Should state supreme court justices have to serve as trial judges first? Montana considers just such a proposal.

The practice of requiring the judge of an appellate court first be admitted to the practice of law for a set period of time is not unheard of: at least 30 states have statutory or constitutional requirements that a person practice law or at least be admitted to the bar for a certain number of years before being eligible.

A bill currently being drafted would add an additional requirement: service as a trial judge.

Montana’s current constitution requires a justice of the supreme court be admitted to the practice of law in the state for at least 5 years. D. 1699 would amend the state’s constitution to also require those seeking to be justices have “served as a District Court judge” for an unspecified amount of time.

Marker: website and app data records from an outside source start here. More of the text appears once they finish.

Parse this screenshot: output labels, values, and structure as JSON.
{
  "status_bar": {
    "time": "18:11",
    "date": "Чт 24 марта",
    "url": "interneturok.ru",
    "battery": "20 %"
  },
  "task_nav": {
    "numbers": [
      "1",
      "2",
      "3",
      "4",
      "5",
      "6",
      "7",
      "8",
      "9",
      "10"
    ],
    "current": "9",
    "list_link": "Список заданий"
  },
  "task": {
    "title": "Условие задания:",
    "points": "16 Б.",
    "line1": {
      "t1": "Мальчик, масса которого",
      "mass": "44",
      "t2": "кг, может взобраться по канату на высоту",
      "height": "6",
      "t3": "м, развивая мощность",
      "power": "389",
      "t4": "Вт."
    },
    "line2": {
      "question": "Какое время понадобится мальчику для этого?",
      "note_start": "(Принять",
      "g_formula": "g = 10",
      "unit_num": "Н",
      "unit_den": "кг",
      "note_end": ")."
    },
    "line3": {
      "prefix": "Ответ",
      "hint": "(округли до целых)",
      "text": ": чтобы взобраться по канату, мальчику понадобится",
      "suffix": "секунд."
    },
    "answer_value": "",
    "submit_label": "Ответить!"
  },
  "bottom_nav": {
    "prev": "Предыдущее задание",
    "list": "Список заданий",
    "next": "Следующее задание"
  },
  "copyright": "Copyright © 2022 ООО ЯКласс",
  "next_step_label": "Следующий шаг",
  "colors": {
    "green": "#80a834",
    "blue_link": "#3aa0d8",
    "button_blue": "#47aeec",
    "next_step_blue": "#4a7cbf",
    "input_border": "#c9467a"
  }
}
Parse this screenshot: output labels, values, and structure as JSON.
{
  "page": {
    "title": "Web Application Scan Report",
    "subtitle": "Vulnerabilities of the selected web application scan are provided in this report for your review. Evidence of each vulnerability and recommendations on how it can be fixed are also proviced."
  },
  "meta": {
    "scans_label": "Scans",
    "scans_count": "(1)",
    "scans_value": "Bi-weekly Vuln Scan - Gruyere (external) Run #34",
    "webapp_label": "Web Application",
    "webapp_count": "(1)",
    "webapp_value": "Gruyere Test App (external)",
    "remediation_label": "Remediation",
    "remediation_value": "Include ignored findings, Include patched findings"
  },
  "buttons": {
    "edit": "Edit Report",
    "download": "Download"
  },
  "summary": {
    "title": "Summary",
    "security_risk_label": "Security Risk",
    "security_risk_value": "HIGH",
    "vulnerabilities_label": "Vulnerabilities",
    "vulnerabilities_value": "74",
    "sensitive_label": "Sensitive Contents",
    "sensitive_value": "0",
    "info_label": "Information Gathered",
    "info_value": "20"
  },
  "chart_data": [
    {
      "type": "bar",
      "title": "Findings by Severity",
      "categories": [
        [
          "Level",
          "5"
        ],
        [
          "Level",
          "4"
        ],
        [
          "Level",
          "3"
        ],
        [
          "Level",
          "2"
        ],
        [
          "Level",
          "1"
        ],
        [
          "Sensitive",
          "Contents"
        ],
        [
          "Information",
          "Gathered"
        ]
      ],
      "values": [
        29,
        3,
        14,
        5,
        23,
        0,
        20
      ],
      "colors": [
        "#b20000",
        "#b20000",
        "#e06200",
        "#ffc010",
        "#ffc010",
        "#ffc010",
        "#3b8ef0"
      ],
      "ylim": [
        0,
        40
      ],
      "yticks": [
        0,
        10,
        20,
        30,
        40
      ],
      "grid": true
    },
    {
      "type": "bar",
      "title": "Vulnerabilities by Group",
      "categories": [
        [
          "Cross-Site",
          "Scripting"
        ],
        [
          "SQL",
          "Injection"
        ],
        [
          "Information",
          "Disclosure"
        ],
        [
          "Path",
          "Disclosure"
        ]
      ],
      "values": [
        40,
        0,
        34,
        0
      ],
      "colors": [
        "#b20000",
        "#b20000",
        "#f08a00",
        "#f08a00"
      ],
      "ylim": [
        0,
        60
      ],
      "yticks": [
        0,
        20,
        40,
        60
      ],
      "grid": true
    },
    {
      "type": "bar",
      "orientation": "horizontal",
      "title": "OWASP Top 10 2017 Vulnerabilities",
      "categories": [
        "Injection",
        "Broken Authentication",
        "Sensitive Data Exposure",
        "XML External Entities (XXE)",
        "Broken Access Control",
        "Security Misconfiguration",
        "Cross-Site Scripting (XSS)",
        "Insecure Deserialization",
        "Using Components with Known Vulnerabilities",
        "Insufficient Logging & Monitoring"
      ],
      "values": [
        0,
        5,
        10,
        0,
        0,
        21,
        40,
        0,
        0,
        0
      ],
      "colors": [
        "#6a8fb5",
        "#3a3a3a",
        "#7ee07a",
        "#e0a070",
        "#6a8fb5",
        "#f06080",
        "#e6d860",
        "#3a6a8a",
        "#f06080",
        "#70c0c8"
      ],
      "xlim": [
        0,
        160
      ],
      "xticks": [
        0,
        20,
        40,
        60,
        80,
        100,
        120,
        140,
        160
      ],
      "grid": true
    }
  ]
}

If adopted, the Montana provision would be the first in the nation to directly tie service as a trial judge to service on the state’s court of last resort.